In addition to Law No. 27,401, the Argentine Congress and the executive branch have enacted several laws and regulations to speed up corruption-related investigations and provide investigators with additional tools to prosecute acts of corruption. Among other regulations, the current legal framework includes Law No. 27,304 (i.e., whistle-blowing processes and whistle-blower protection programme); Law Nos. 27,307 and 27,308 (the reorganisation and simplification of courts); Decree No. 62/2019 (extinction of property rights on assets obtained from drug trafficking, smuggling, money laundering and corruption); and Decree No. 258/2019 (Anti-Corruption National Plan). The Anti-Corruption Office issued Resolution 27/2018 with guidelines on implementation of corporate compliance programmes. In relation to this, currently there is a Bill of Law under congressional debate that aims to reform the judiciary structure. There is no clear consensus among the parties over the proposal, and it is possible that this might eventually affect future and ongoing high profile cases involving bribes or money laundering, or both.

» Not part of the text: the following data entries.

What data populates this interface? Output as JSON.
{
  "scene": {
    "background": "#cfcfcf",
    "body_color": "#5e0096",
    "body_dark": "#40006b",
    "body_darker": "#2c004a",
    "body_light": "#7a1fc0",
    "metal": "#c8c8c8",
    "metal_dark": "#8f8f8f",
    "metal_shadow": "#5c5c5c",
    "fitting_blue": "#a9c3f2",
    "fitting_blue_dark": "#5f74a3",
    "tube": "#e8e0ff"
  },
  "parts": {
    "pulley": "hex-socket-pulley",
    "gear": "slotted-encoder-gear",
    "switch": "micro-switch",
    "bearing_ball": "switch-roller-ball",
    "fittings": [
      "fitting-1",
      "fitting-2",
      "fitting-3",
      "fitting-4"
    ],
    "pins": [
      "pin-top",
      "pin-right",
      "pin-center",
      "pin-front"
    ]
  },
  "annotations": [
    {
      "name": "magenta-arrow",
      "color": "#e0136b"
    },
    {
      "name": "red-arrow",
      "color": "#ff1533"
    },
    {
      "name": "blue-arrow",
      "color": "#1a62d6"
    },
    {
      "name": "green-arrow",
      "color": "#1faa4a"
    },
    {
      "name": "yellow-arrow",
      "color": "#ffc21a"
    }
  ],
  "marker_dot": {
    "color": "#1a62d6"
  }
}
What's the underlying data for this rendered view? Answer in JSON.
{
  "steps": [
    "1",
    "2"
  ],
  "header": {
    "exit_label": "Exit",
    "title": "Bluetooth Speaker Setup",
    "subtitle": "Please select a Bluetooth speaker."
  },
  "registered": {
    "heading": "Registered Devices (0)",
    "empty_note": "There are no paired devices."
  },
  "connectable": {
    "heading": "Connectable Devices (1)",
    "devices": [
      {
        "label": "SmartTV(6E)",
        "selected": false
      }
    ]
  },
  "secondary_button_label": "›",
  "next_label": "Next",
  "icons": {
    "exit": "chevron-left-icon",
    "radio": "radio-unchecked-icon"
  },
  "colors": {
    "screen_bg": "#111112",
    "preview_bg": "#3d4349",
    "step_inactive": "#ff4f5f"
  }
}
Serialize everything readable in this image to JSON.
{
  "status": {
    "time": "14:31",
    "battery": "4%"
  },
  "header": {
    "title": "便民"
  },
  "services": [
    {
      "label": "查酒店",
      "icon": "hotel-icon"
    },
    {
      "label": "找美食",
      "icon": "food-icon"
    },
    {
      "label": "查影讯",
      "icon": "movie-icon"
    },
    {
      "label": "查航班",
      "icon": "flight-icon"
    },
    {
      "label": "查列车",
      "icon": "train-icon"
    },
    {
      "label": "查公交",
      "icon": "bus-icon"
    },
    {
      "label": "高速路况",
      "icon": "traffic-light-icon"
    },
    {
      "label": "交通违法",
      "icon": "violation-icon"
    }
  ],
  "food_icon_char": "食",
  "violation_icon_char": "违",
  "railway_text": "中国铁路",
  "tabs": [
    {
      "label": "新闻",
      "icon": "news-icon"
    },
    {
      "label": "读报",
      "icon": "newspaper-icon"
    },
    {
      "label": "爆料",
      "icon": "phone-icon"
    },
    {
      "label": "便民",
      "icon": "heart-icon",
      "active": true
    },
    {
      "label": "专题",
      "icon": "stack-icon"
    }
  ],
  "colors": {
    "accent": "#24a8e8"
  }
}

Moreover, within the framework of Law No. 27,401 regarding Corporate Criminal Liability, the Anticorruption Office has been entrusted with the design of an integrity and transparency registry, to contribute to the development, improvement and maturity of integrity programmes, to the exchange of good practice and to promote transparent environments in business and markets.

Enforcement: foreign bribery and associated offences

The OECD Anti-Bribery Convention entered into force in 1990. Argentina has been a member since 2000, along with 43 other countries. Every year, the OECD Working Group releases a study updated with prominent cases about the enforcement of anti-bribery laws. Some of the cases mentioned in the 2019 study of the OECD Working Group are Odebrecht SA (Brazil, Central and Latin America and Africa), Biomet (Argentina, Brazil, China and Mexico), Siemens AG (Asia, Africa, Europe, the Middle East and the Americas), Embraer (Brazil) and Asfaltos (Chile). All these cases have been settled with non-trial resolutions.

In the same way, Argentina submitted a report to the OECD Working Group on 26 June 2019 implementing the recommendations of the OECD Anti-Bribery Convention. The report lists cases of foreign bribery related to enforcement actions providing information on all ongoing investigations and prosecutions of bribery cases. Some include tax collection (Guatemala), oil-sector construction (Brazil), electricity transmission (Brazil), mapping system (Panama), grain export (Venezuela), oil refinery (Brazil), military horses (Bolivia), Consorcio Camisea (Peru), Contreras Hermanos (Brazil), Galileo Energy (Ecuador), Isolux (Bolivia), Tenaris (Brazil) and Unetel SA (El Salvador)